At this time of year, it’s always fun to look ahead to what might be; in our case, what new houses might look like in the future.
Unfortunately, no one has a crystal ball that can predict exactly how much bigger or smaller newly constructed houses will be or what will be inside. But the folks at Porch, a website that connects homeowners with professional repairmen and remodelers, have taken a shot at it.
They analyzed current and projected trends to predict what houses of the future will be like as far off as 2036. But for our purposes here, we’ll concentrate on what they think new houses will look like in 2026, just eight short years from now.
Some of Porch’s predictions seem to be off the mark, perhaps by a wide margin. Others are quite surprising. Despite the current trend for building smaller houses to combat the affordability crisis, for example, Porch boldly suggests that houses will grow larger, not slim down further, with more bedrooms and baths.
According to the latest data from the U.S. Census Bureau, the average house in last year’s third quarter declined to 2,495 square feet. And the National Association of Home Builders says house sizes have been falling for the last three years as builders add more entry-level houses to their product mix.
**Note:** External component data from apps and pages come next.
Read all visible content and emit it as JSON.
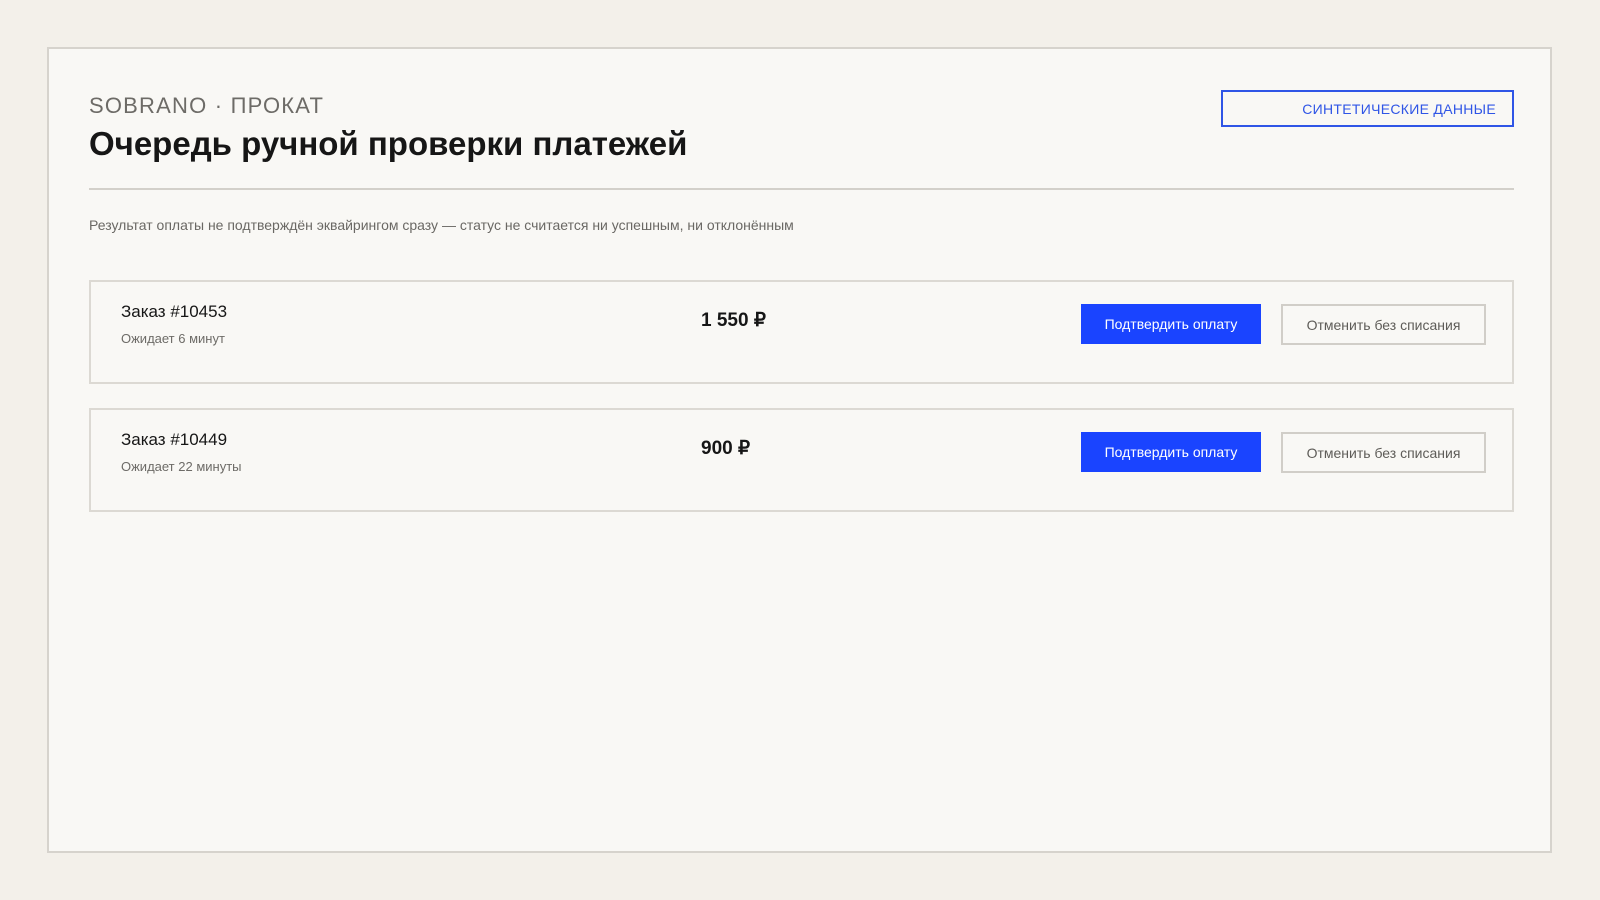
{
  "header": {
    "brand": "SOBRANO · ПРОКАТ",
    "title": "Очередь ручной проверки платежей",
    "badge": "СИНТЕТИЧЕСКИЕ ДАННЫЕ",
    "note": "Результат оплаты не подтверждён эквайрингом сразу — статус не считается ни успешным, ни отклонённым"
  },
  "orders": [
    {
      "title": "Заказ #10453",
      "wait": "Ожидает 6 минут",
      "amount": "1 550 ₽",
      "confirm_label": "Подтвердить оплату",
      "cancel_label": "Отменить без списания"
    },
    {
      "title": "Заказ #10449",
      "wait": "Ожидает 22 минуты",
      "amount": "900 ₽",
      "confirm_label": "Подтвердить оплату",
      "cancel_label": "Отменить без списания"
    }
  ],
  "colors": {
    "accent": "#1a44ff",
    "badge": "#2f55e6",
    "background": "#f3f0ea",
    "panel": "#f9f8f5"
  }
}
But the Porch report asks: “Why have less when you could have more?”
Using Census Bureau data from 2016 as its baseline, Porch reckons that houses will be more than 200 square feet larger on average in 2026. That’s the equivalent of two rooms, 10-by-10 feet each.
All this will happen, Porch prognosticators suggest, on smaller and smaller lots, from an average of nearly 31,000 square feet in 2016 to 28,000 in 2026 and 2,050 in 2036.
One of the trends that is driving up house sizes is the number of bedrooms and baths.
Houses with two or fewer bedrooms are expected to continue to decline to only about 10 percent of all new construction in eight years, while those with three bedrooms will fall to about 39 percent. Even at that, three-bedroom abodes will still be predominant.
The rest of the new houses built in 2026 will be four bedrooms or more, Porch predicts. Nearly 37 percent of all new houses will have four bedrooms by 2026. But those with five sleeping rooms will account for more than 14 percent, a 3.6 percentage point increase from 2016.
Meanwhile, houses with a single bathroom are heading for oblivion. Two baths will continue to dominate, but they, too, will be fewer and fewer, according to Porch’s predictions. In 2026, only half of the newly built houses will have two bathrooms. The rest will have either three or four, but mostly three.
Garages will be larger in the future, Porch suggests. Only 7 percent of new homes in 2026 will have a one-car garage, while 60 percent will have room for two vehicles and 25 percent will hold three. About 8 percent won’t have a garage at all.
After a brief increase over the last decade, the number of single-story homes will decline, but just slightly over the next eight years, the report indicates. At the same time, two-story production will grow, but again, ever so slightly.
What’s all this going to cost? Porch weighs in on that, too. In 2016, it says, the average price for a 2,600-square-foot house was $198,000. In 2026, the average cost of a slightly larger 2,700-square-foot house will be $252,000, a jump of $54,000.
As Porch sees it, decks are on their way out, replaced by patios and the iconic piece of American architecture, the front porch. Ditto for fireplaces, which won’t be found in 60 percent of new construction in 2026. (Here, the report considers a fireplace as a source of heat, not for its romantic quality, which is why most people want them.)
Still, there’s more to what goes into a home than space and rooms, the report notes. “The house of the future could be more energy efficient and durable and incorporate exciting advances in automated technology.”
Along those lines, it points out, giant home builder Lennar, already pre-wiring its houses for Wi-Fi compatibility, has taken smart home technology to the next level by building Alexa, Amazon’s smart digital assistant, into all its new production. And California has mandated that solar panels be placed on every new house built within its borders.
(Next week: Future Financing)
(Lew Sichelman has been covering real estate for more than 50 years. He is a regular contributor to numerous shelter magazines and housing and housing-finance industry publications. Readers can contact him at email@example.com.)